A Pope's Last Stand: The Final Papal Audience of Benedict XVI
On the night of the 1st of April 2005, barely six months after moving to Rome, I stood with my roommates in St. Peter’s Square, holding vigil with thousands of others for Pope John Paul II. It was the night before he died, and the last full day of his papacy. Today, in strangely parallel yet contrasting circumstances, I stood in St. Peter’s Square on the last full day of Pope Benedict XVI’s papacy. As you can imagine, the mood in the crowd was completely different: lighthearted, affectionate, nostalgic perhaps, but without a trace of grief or fear. And no surprise why: no one had died.
On that April night back in 2005, the warm spring air was heavy with collective grief. Nuns from nearly every nation prayed the rosary, young couples cried into each other’s shoulders, Latin American students sang and lit candles. And everyone’s eyes were fixed upon the Pope’s window where his light shined on, late into the night. We all expected it to be snuffed out at any moment, signifying that John Paul had breathed his last, and we were ready for the inevitable wail that would rise up from the crowd. But the light was still burning when my friends and I made our way back home.
The next evening, John Paul did die, and we returned to the square once more. Strangely, the atmosphere was different. It was as if the oppressive grief of the night before had lifted, and been replaced with a sense of peace, a knowledge that the beloved pontiff was no longer in pain. The thousands of faithful seemed filled with a sense of quiet hope.
I took some poignant photos that I would love to share with you, but alas, they were lost when I accidentally smashed my external hard drive. (Major technology fail.) Ah well, at least I have the memories, which are surprisingly vivid.
Nearly eight years later, once again I got to witness the end of a papacy, albeit a much less painful end for many Catholics. But what was, for me, so thrilling about being there was the knowledge that I was witnessing history.
After all, it has been over seven centuries since a pope has voluntarily resigned, and everyone is curious about how things will play out in the next few weeks as a conclave unlike any other (with the previous pope still alive) approaches.
As I left my apartment around 8:30 this morning, without realizing the significance of it, my feet led me along Via della Lungara, which was originally known as Via Sancta, since it led directly from Trastevere to the Vatican, and was a well-trod route for pilgrims heading to St. Peter's. It was an ancient Roman road that was enlarged, coincidentally, by our good friend Pope Alexander VI Borgia. Is it my imagination or does il papa cattivo keep popping up everywhere I turn?

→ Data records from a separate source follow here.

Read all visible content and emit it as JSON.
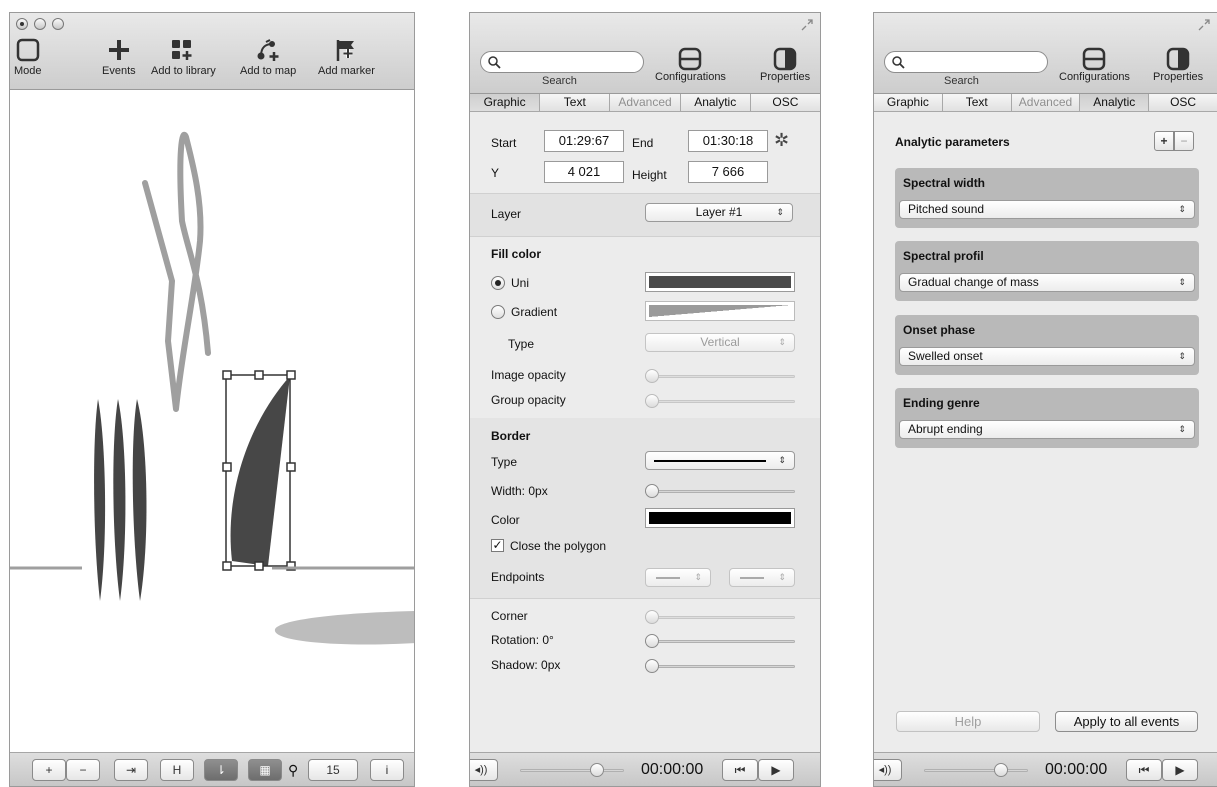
{
  "window1": {
    "toolbar": [
      {
        "label": "Mode",
        "icon": "square-icon"
      },
      {
        "label": "Events",
        "icon": "plus-icon"
      },
      {
        "label": "Add to library",
        "icon": "library-icon"
      },
      {
        "label": "Add to map",
        "icon": "map-icon"
      },
      {
        "label": "Add marker",
        "icon": "flag-icon"
      }
    ],
    "bottombar": {
      "zoom_value": "15",
      "info_label": "i",
      "plus": "+",
      "minus": "−"
    }
  },
  "window2": {
    "search": {
      "label": "Search",
      "placeholder": ""
    },
    "buttons": {
      "configurations": "Configurations",
      "properties": "Properties"
    },
    "tabs": [
      "Graphic",
      "Text",
      "Advanced",
      "Analytic",
      "OSC"
    ],
    "selected_tab": "Graphic",
    "disabled_tab": "Advanced",
    "position": {
      "start_label": "Start",
      "start_value": "01:29:67",
      "end_label": "End",
      "end_value": "01:30:18",
      "y_label": "Y",
      "y_value": "4 021",
      "height_label": "Height",
      "height_value": "7 666"
    },
    "layer": {
      "label": "Layer",
      "value": "Layer #1"
    },
    "fill": {
      "title": "Fill color",
      "uni_label": "Uni",
      "uni_selected": true,
      "uni_color": "#4a4a4a",
      "gradient_label": "Gradient",
      "type_label": "Type",
      "type_value": "Vertical",
      "image_opacity_label": "Image opacity",
      "image_opacity": 0,
      "group_opacity_label": "Group opacity",
      "group_opacity": 0
    },
    "border": {
      "title": "Border",
      "type_label": "Type",
      "width_label": "Width:  0px",
      "width": 0,
      "color_label": "Color",
      "color": "#000000",
      "close_polygon_label": "Close the polygon",
      "close_polygon": true,
      "endpoints_label": "Endpoints"
    },
    "misc": {
      "corner_label": "Corner",
      "corner": 0,
      "rotation_label": "Rotation:  0°",
      "rotation": 0,
      "shadow_label": "Shadow:  0px",
      "shadow": 0
    },
    "bottombar": {
      "time": "00:00:00",
      "volume": 0.5
    }
  },
  "window3": {
    "search": {
      "label": "Search"
    },
    "buttons": {
      "configurations": "Configurations",
      "properties": "Properties"
    },
    "tabs": [
      "Graphic",
      "Text",
      "Advanced",
      "Analytic",
      "OSC"
    ],
    "selected_tab": "Analytic",
    "title": "Analytic parameters",
    "add_label": "+",
    "remove_label": "−",
    "groups": [
      {
        "title": "Spectral width",
        "value": "Pitched sound"
      },
      {
        "title": "Spectral profil",
        "value": "Gradual change of mass"
      },
      {
        "title": "Onset phase",
        "value": "Swelled onset"
      },
      {
        "title": "Ending genre",
        "value": "Abrupt ending"
      }
    ],
    "help_label": "Help",
    "apply_label": "Apply to all events",
    "bottombar": {
      "time": "00:00:00",
      "volume": 0.5
    }
  }
}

Once within sight of the Vatican, I met up with a friend, and we braced ourselves to enter the scrum. I hate being in a big crowd, but my need to be part of history triumphed over my agoraphobia and I heartily braved the masses.
It was actually not as bad as I had expected. It was just after nine and the square was still filling up, so we drifted toward the left of the square's two fountains, the one built by Gianlorenzo Bernini to match Carlo Maderno's earlier one on the right (north) side. As luck would have it, the fountain was off and bone dry. Several people and a few journalists were standing up on the edge of the fountain, so we figured, why not? We pulled ourselves up, thinking we would just take the opportunity to snap a few photos over the heads of the rest of the crowd, but it was so nice up there, and so much less crowded than below, that we ended up staying there for the entire audience.
You never realize how huge those fountains are until you are actually standing inside one of them.
This cute French family was climbing up the fountain to get the best possible view.
We had a panoramic view of the entire square, and the Pope himself, under his canopy, was in our direct line of sight, although little more than a tiny white dot from where we stood. He rode past, not far away, in his little Pope-mobile, and we would have been able to get a very good look at him, had it not been for all those darned pilgrims and their cumbersome banners.
So much for our view!
The soon-to-be-ex-pope spoke for a considerable amount of time in his timid, accented Italian, reiterating his promise that he will not abandon the church, but will be serving it in a new way. The crowd was resplendent, powerfully shouting "Vivat Papam" in chorus and handing him babies to kiss as he drove through the throngs. Flags from seemingly every nation waved, from Spain to the United States to China to Ghana to Brunei to Palastine. The sun shined brilliantly all morning and it seemed much more like April than February, even for Rome. The difference in the two "last days" that I experienced was stark. The first, somber and grief-ridden; the second, joyful and full of hope for the future. And it struck me that perhaps it's silly to continue a tradition in which the pope, elected already an old man, should be expected to serve until his dying breath. The modern life expectancy means a pope could be made to languish for decades of ill health and frailty, all the while expected to make momentous decisions and provide leadership for billions of people.
To be honest, I haven't completely made my mind up as to how I feel about the pope's decision, but a little change certainly couldn't hurt. As smug as I was with my prime spot, my maritino, as usual, found a way to top it. His position was just slightly better than mine, and I have him to thank for these last three photos.
All photos by author and friends